- [YOUR GOAL]
From the records below, copy each line in which the string "have" occurs.

(Items from an interface collection)

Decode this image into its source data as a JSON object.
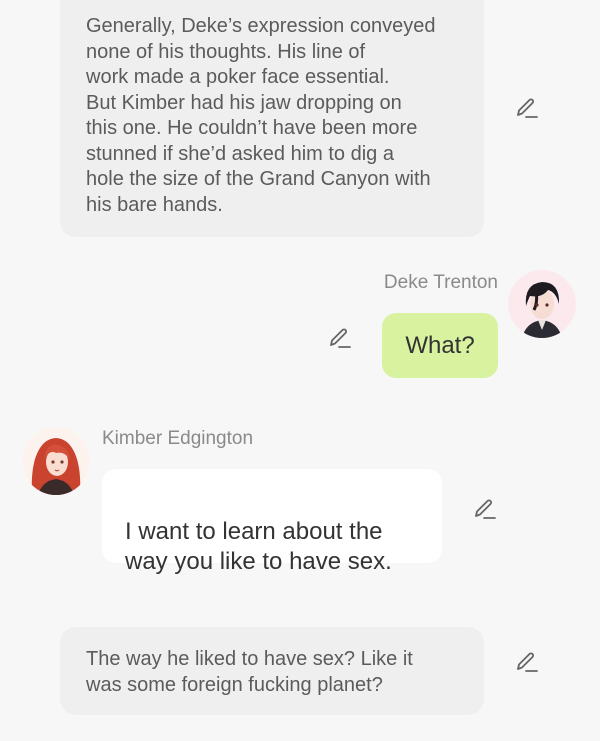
{
  "messages": {
    "narration_1": {
      "text": "Generally, Deke’s expression conveyed\nnone of his thoughts. His line of\nwork made a poker face essential.\nBut Kimber had his jaw dropping on\nthis one. He couldn’t have been more\nstunned if she’d asked him to dig a\nhole the size of the Grand Canyon with\nhis bare hands."
    },
    "deke": {
      "name": "Deke Trenton",
      "text": "What?"
    },
    "kimber": {
      "name": "Kimber Edgington",
      "text": "I want to learn about the\nway you like to have sex."
    },
    "narration_2": {
      "text": "The way he liked to have sex? Like it\nwas some foreign fucking planet?"
    }
  },
  "icons": {
    "edit": "pencil-edit-icon"
  },
  "colors": {
    "background": "#f7f7f7",
    "narration_bubble": "#efefef",
    "own_bubble": "#d8f2a0",
    "other_bubble": "#ffffff",
    "name_text": "#8a8a8a"
  }
}
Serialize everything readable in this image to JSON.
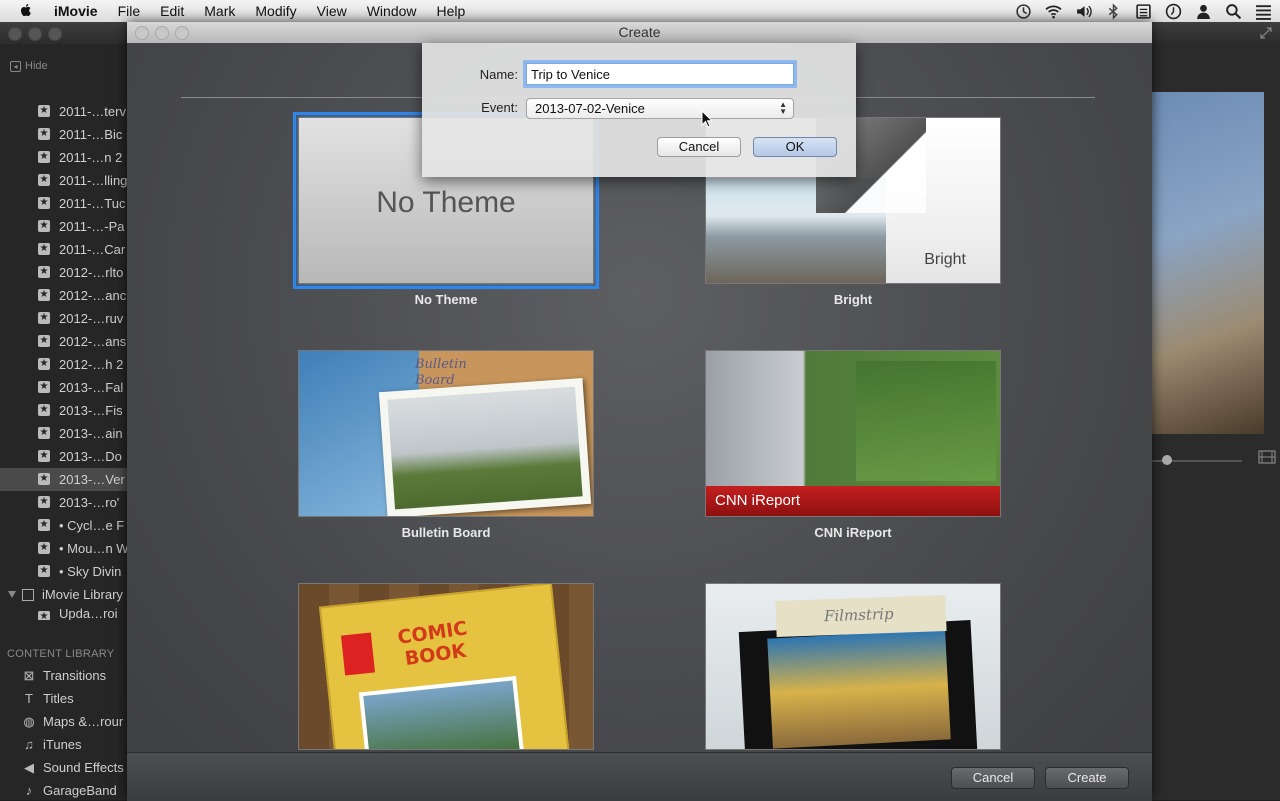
{
  "menubar": {
    "app_name": "iMovie",
    "menus": [
      "File",
      "Edit",
      "Mark",
      "Modify",
      "View",
      "Window",
      "Help"
    ],
    "status_icons": [
      "time-machine-icon",
      "wifi-icon",
      "volume-icon",
      "bluetooth-icon",
      "keyboard-icon",
      "clock-icon",
      "user-icon",
      "spotlight-icon",
      "list-icon"
    ]
  },
  "sidebar": {
    "hide_label": "Hide",
    "events": [
      {
        "label": "2011-…terv"
      },
      {
        "label": "2011-…Bic"
      },
      {
        "label": "2011-…n 2"
      },
      {
        "label": "2011-…lling"
      },
      {
        "label": "2011-…Tuc"
      },
      {
        "label": "2011-…-Pa"
      },
      {
        "label": "2011-…Car"
      },
      {
        "label": "2012-…rlto"
      },
      {
        "label": "2012-…anc"
      },
      {
        "label": "2012-…ruv"
      },
      {
        "label": "2012-…ans"
      },
      {
        "label": "2012-…h 2"
      },
      {
        "label": "2013-…Fal"
      },
      {
        "label": "2013-…Fis"
      },
      {
        "label": "2013-…ain"
      },
      {
        "label": "2013-…Do"
      },
      {
        "label": "2013-…Ver"
      },
      {
        "label": "2013-…ro'"
      },
      {
        "label": "• Cycl…e F"
      },
      {
        "label": "• Mou…n W"
      },
      {
        "label": "• Sky Divin"
      }
    ],
    "library_label": "iMovie Library",
    "library_child": "Upda…roi",
    "content_library": {
      "header": "CONTENT LIBRARY",
      "items": [
        {
          "label": "Transitions",
          "icon": "⊠"
        },
        {
          "label": "Titles",
          "icon": "T"
        },
        {
          "label": "Maps &…rour",
          "icon": "◍"
        },
        {
          "label": "iTunes",
          "icon": "♫"
        },
        {
          "label": "Sound Effects",
          "icon": "◀"
        },
        {
          "label": "GarageBand",
          "icon": "♪"
        }
      ]
    }
  },
  "sheet": {
    "title": "Create",
    "themes": [
      {
        "label": "No Theme",
        "thumb_text": "No Theme",
        "selected": true
      },
      {
        "label": "Bright",
        "thumb_text": "Bright"
      },
      {
        "label": "Bulletin Board",
        "thumb_text_1": "Bulletin",
        "thumb_text_2": "Board"
      },
      {
        "label": "CNN iReport",
        "thumb_text": "CNN iReport"
      },
      {
        "label": "",
        "thumb_text_1": "COMIC",
        "thumb_text_2": "BOOK"
      },
      {
        "label": "",
        "thumb_text": "Filmstrip"
      }
    ],
    "cancel_label": "Cancel",
    "create_label": "Create"
  },
  "dialog": {
    "name_label": "Name:",
    "name_value": "Trip to Venice",
    "event_label": "Event:",
    "event_value": "2013-07-02-Venice",
    "cancel_label": "Cancel",
    "ok_label": "OK"
  },
  "colors": {
    "selection_accent": "#2f86ea",
    "cnn_red": "#c41f1f"
  }
}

- [EXERCISE OUTPUT]
      "text": "Generally, Deke’s expression conveyed\nnone of his thoughts. His line of\nwork made a poker face essential.\nBut Kimber had his jaw dropping on\nthis one. He couldn’t have been more\nstunned if she’d asked him to dig a\nhole the size of the Grand Canyon with\nhis bare hands."
      "text": "I want to learn about the\nway you like to have sex."
      "text": "The way he liked to have sex? Like it\nwas some foreign fucking planet?"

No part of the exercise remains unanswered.